- _Exercise directions_
What you produce should match the records below precisely, except that images are removed.

- _Data for this exercise_
::::

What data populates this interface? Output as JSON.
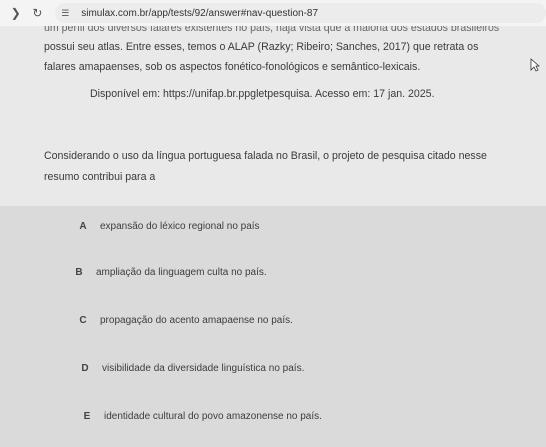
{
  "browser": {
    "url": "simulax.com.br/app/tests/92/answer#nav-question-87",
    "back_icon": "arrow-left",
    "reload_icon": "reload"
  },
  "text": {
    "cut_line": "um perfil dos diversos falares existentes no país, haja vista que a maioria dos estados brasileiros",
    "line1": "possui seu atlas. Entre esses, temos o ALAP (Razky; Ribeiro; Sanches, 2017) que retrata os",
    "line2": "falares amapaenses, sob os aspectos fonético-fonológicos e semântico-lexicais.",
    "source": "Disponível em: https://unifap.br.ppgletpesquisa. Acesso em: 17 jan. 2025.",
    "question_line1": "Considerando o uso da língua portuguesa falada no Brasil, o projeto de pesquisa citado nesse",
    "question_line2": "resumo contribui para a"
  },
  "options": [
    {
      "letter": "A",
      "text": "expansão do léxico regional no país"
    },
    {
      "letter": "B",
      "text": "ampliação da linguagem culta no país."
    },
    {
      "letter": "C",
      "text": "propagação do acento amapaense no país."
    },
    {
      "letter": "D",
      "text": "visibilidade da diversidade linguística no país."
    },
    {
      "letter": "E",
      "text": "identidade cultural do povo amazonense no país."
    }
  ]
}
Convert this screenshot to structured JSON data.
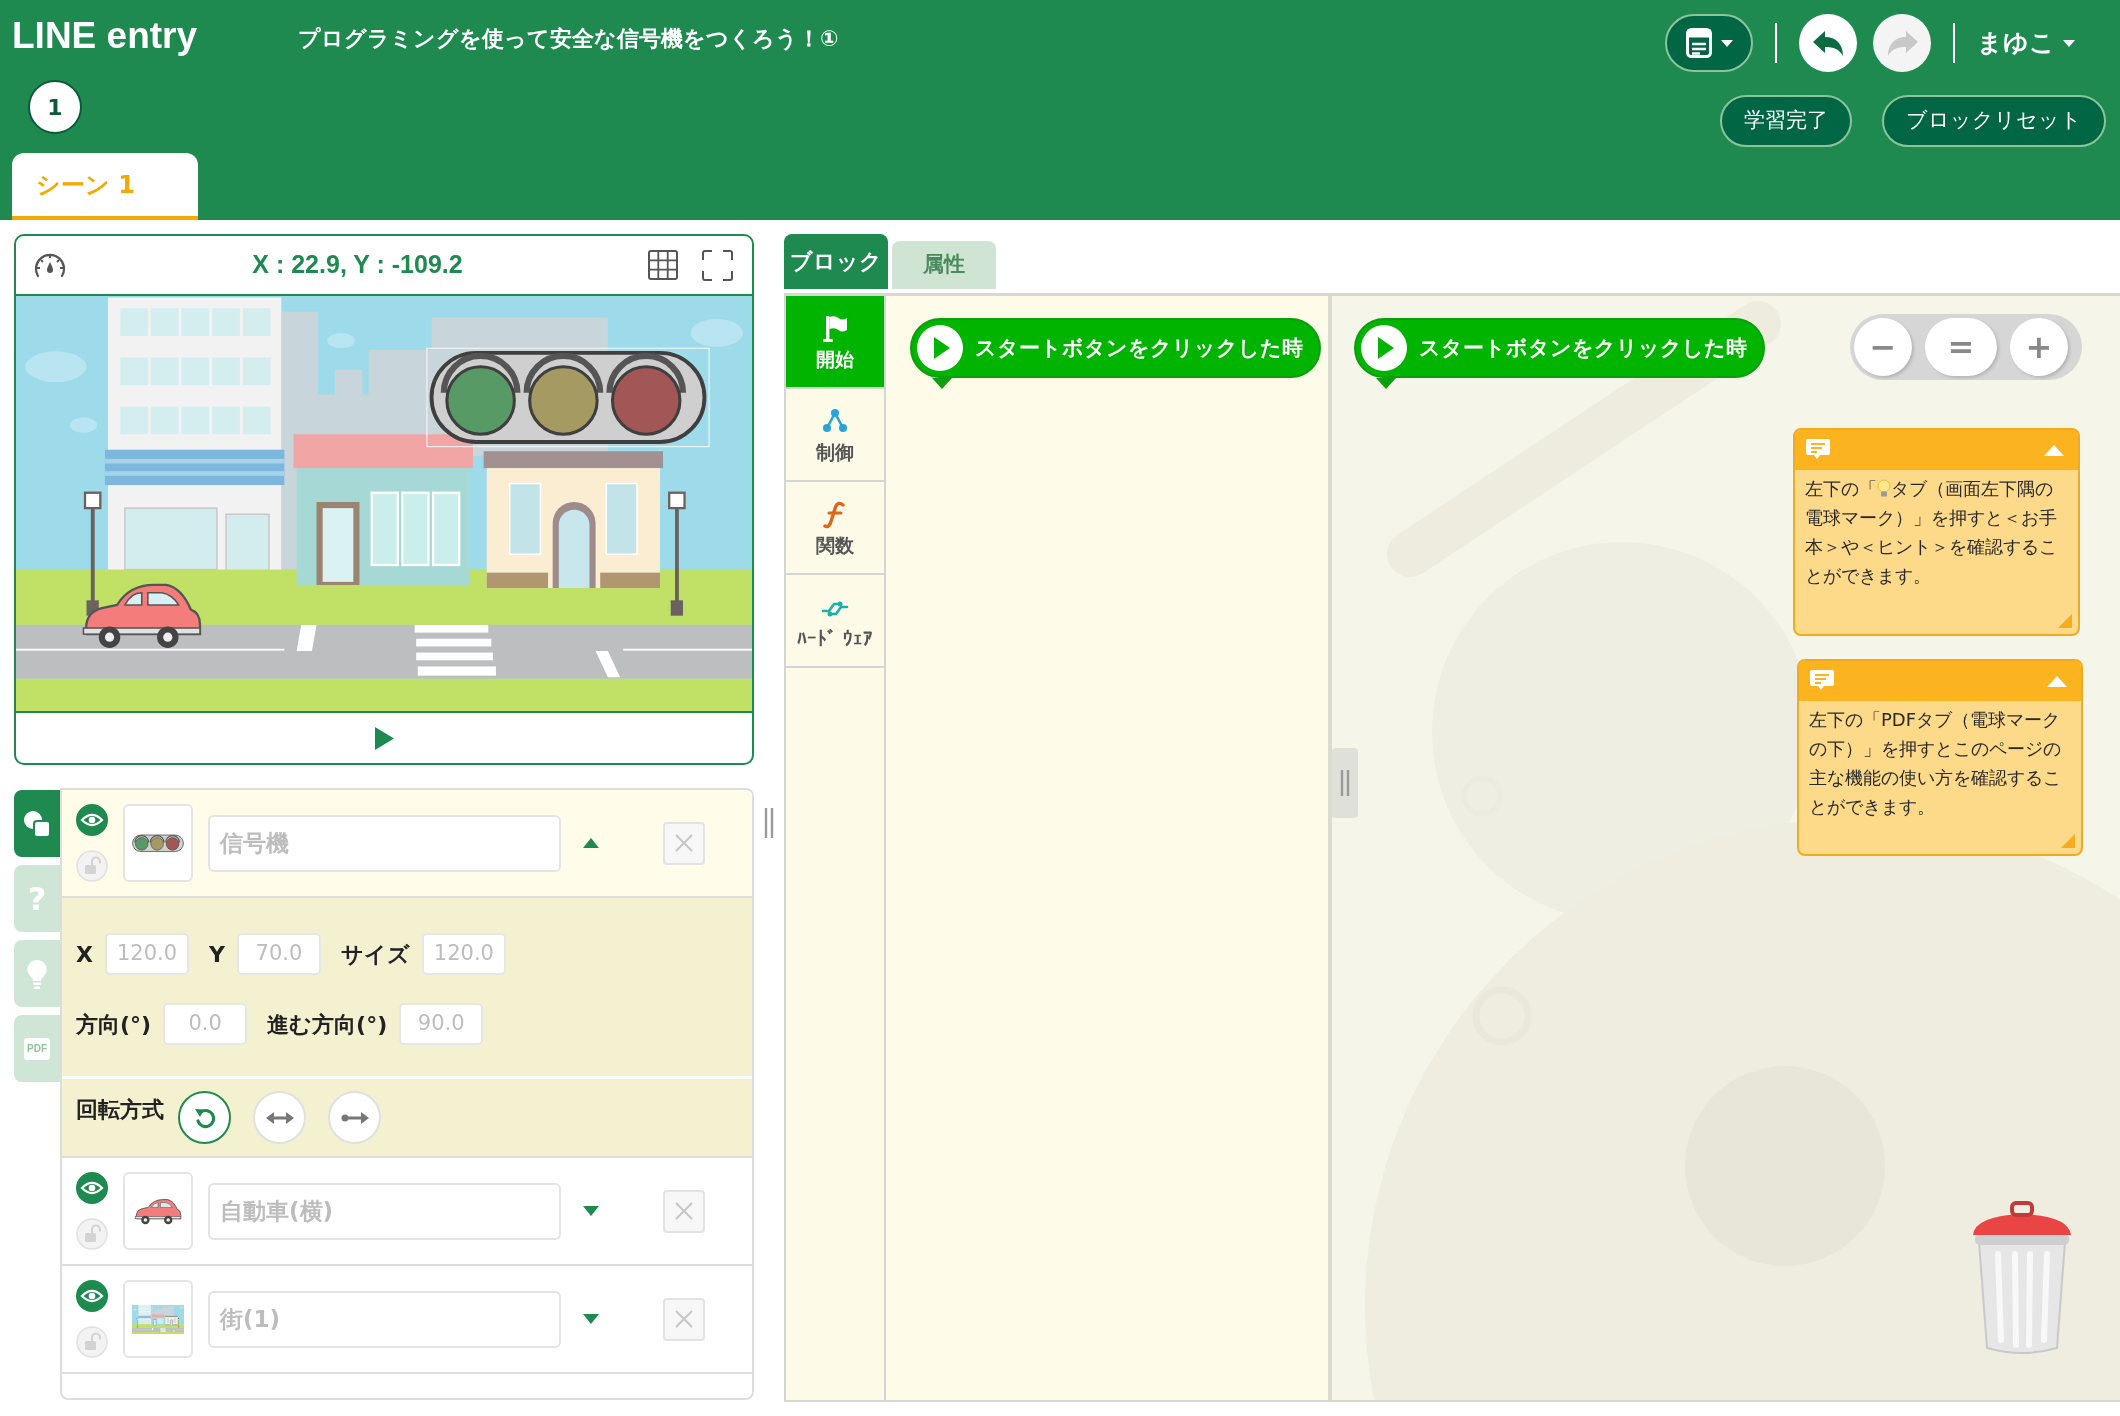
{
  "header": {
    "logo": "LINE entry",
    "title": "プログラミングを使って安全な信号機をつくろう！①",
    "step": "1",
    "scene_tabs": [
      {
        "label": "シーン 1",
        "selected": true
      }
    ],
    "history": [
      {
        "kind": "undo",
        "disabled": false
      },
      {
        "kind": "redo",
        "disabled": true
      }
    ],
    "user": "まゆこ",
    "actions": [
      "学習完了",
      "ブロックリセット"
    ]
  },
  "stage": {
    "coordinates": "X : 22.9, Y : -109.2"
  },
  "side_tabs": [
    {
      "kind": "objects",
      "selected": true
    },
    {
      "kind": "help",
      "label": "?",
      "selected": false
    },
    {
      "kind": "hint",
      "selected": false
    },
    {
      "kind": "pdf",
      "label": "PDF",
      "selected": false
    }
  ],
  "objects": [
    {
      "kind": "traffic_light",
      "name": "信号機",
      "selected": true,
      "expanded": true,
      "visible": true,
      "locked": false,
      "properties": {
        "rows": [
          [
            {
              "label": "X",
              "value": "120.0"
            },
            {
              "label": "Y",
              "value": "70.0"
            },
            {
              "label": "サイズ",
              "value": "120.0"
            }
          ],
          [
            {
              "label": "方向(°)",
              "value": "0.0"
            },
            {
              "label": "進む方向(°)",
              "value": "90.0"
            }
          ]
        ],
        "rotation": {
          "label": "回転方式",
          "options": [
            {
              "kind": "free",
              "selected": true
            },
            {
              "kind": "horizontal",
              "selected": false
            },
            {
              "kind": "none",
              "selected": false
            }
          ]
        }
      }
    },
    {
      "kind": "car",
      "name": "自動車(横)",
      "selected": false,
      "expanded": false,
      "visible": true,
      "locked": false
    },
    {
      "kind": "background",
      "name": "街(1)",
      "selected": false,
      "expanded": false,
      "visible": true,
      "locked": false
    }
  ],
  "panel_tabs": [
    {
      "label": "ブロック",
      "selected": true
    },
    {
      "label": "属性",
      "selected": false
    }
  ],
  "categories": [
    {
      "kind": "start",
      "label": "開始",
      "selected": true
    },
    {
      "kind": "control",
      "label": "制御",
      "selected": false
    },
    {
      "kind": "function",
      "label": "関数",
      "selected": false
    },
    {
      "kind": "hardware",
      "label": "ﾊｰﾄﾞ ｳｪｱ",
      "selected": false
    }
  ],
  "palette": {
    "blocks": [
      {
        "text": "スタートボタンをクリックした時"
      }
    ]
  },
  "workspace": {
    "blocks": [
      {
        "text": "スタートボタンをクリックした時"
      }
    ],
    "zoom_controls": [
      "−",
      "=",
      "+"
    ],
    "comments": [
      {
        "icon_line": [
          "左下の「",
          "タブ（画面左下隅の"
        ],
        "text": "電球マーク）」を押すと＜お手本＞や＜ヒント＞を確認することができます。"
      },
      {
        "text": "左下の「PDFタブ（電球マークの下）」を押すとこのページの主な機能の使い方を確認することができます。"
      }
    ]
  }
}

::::

- _Answer for this exercise_
What data populates this interface? Output as JSON.
{
  "browser": {
    "url": "simulax.com.br/app/tests/92/answer#nav-question-87",
    "back_icon": "arrow-left",
    "reload_icon": "reload"
  },
  "text": {
    "cut_line": "um perfil dos diversos falares existentes no país, haja vista que a maioria dos estados brasileiros",
    "line1": "possui seu atlas. Entre esses, temos o ALAP (Razky; Ribeiro; Sanches, 2017) que retrata os",
    "line2": "falares amapaenses, sob os aspectos fonético-fonológicos e semântico-lexicais.",
    "source": "Disponível em: https://unifap.br.ppgletpesquisa. Acesso em: 17 jan. 2025.",
    "question_line1": "Considerando o uso da língua portuguesa falada no Brasil, o projeto de pesquisa citado nesse",
    "question_line2": "resumo contribui para a"
  },
  "options": [
    {
      "letter": "A",
      "text": "expansão do léxico regional no país"
    },
    {
      "letter": "B",
      "text": "ampliação da linguagem culta no país."
    },
    {
      "letter": "C",
      "text": "propagação do acento amapaense no país."
    },
    {
      "letter": "D",
      "text": "visibilidade da diversidade linguística no país."
    },
    {
      "letter": "E",
      "text": "identidade cultural do povo amazonense no país."
    }
  ]
}
Convert this screenshot to structured JSON data.
{
  "header": {
    "logo": "LINE entry",
    "title": "プログラミングを使って安全な信号機をつくろう！①",
    "step": "1",
    "scene_tabs": [
      {
        "label": "シーン 1",
        "selected": true
      }
    ],
    "history": [
      {
        "kind": "undo",
        "disabled": false
      },
      {
        "kind": "redo",
        "disabled": true
      }
    ],
    "user": "まゆこ",
    "actions": [
      "学習完了",
      "ブロックリセット"
    ]
  },
  "stage": {
    "coordinates": "X : 22.9, Y : -109.2"
  },
  "side_tabs": [
    {
      "kind": "objects",
      "selected": true
    },
    {
      "kind": "help",
      "label": "?",
      "selected": false
    },
    {
      "kind": "hint",
      "selected": false
    },
    {
      "kind": "pdf",
      "label": "PDF",
      "selected": false
    }
  ],
  "objects": [
    {
      "kind": "traffic_light",
      "name": "信号機",
      "selected": true,
      "expanded": true,
      "visible": true,
      "locked": false,
      "properties": {
        "rows": [
          [
            {
              "label": "X",
              "value": "120.0"
            },
            {
              "label": "Y",
              "value": "70.0"
            },
            {
              "label": "サイズ",
              "value": "120.0"
            }
          ],
          [
            {
              "label": "方向(°)",
              "value": "0.0"
            },
            {
              "label": "進む方向(°)",
              "value": "90.0"
            }
          ]
        ],
        "rotation": {
          "label": "回転方式",
          "options": [
            {
              "kind": "free",
              "selected": true
            },
            {
              "kind": "horizontal",
              "selected": false
            },
            {
              "kind": "none",
              "selected": false
            }
          ]
        }
      }
    },
    {
      "kind": "car",
      "name": "自動車(横)",
      "selected": false,
      "expanded": false,
      "visible": true,
      "locked": false
    },
    {
      "kind": "background",
      "name": "街(1)",
      "selected": false,
      "expanded": false,
      "visible": true,
      "locked": false
    }
  ],
  "panel_tabs": [
    {
      "label": "ブロック",
      "selected": true
    },
    {
      "label": "属性",
      "selected": false
    }
  ],
  "categories": [
    {
      "kind": "start",
      "label": "開始",
      "selected": true
    },
    {
      "kind": "control",
      "label": "制御",
      "selected": false
    },
    {
      "kind": "function",
      "label": "関数",
      "selected": false
    },
    {
      "kind": "hardware",
      "label": "ﾊｰﾄﾞ ｳｪｱ",
      "selected": false
    }
  ],
  "palette": {
    "blocks": [
      {
        "text": "スタートボタンをクリックした時"
      }
    ]
  },
  "workspace": {
    "blocks": [
      {
        "text": "スタートボタンをクリックした時"
      }
    ],
    "zoom_controls": [
      "−",
      "=",
      "+"
    ],
    "comments": [
      {
        "icon_line": [
          "左下の「",
          "タブ（画面左下隅の"
        ],
        "text": "電球マーク）」を押すと＜お手本＞や＜ヒント＞を確認することができます。"
      },
      {
        "text": "左下の「PDFタブ（電球マークの下）」を押すとこのページの主な機能の使い方を確認することができます。"
      }
    ]
  }
}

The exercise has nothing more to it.